↓

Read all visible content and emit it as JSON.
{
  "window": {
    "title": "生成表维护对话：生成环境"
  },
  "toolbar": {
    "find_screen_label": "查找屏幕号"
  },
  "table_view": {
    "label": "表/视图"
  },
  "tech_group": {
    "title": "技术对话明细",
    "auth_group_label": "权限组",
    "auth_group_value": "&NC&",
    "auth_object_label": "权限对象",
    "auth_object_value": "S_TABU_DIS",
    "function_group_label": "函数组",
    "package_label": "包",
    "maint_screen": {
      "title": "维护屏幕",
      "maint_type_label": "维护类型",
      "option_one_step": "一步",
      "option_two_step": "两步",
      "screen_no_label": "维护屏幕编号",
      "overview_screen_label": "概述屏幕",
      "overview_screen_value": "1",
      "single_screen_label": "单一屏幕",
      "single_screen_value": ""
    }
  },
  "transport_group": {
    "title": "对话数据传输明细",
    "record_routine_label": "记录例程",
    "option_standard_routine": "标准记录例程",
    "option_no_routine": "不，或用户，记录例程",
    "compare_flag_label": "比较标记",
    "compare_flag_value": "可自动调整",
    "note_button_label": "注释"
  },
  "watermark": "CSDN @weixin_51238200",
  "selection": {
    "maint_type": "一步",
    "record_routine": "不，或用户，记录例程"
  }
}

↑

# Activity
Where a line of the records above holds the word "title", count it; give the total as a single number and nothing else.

# Exercise answer
4